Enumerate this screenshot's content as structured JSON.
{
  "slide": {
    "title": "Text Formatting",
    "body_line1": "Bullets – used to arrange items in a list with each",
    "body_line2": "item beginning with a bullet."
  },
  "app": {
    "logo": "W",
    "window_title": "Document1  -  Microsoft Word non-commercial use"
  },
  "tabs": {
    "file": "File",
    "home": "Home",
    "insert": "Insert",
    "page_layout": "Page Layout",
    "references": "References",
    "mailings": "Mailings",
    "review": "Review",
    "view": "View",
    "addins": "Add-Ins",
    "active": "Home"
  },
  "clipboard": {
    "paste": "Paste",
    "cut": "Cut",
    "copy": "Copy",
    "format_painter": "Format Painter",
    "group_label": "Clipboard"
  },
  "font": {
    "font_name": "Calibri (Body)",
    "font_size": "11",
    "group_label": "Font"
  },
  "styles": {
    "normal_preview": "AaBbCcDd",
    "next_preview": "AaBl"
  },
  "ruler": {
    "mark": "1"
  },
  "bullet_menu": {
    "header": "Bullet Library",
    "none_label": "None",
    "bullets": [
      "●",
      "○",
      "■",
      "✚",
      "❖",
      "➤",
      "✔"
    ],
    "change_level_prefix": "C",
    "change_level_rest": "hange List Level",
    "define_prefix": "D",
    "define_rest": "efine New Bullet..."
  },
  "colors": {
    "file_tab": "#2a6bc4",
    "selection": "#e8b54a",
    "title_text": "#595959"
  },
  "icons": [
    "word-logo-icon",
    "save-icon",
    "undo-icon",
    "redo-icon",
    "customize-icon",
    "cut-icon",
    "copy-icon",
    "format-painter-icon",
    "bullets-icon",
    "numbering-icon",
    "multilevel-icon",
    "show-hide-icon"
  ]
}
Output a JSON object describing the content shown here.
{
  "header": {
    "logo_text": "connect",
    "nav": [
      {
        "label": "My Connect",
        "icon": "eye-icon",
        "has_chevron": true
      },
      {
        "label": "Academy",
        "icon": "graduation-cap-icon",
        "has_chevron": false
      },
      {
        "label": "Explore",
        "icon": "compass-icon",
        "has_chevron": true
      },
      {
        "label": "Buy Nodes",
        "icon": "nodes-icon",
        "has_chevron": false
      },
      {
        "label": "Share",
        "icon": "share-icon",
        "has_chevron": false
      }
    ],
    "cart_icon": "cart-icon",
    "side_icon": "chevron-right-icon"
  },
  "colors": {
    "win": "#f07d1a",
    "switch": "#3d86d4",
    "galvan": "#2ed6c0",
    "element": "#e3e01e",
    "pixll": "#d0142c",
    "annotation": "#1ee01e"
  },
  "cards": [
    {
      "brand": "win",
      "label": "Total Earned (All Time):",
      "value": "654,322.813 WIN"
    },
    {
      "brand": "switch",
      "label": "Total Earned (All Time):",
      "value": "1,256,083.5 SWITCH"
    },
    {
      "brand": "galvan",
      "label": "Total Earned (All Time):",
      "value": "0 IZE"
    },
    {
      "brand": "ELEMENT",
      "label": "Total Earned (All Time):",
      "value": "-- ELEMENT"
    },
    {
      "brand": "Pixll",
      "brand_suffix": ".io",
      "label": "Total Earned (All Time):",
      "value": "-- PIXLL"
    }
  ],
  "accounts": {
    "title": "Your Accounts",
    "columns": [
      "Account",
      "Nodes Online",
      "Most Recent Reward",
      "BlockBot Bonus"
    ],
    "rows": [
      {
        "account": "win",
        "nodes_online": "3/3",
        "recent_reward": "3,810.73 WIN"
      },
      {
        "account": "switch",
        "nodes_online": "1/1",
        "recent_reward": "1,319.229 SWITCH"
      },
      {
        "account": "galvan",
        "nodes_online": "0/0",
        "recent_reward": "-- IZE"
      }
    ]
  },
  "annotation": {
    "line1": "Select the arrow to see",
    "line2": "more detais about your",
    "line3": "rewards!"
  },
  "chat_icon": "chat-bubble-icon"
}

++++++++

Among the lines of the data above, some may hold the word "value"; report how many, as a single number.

• **Answer**
5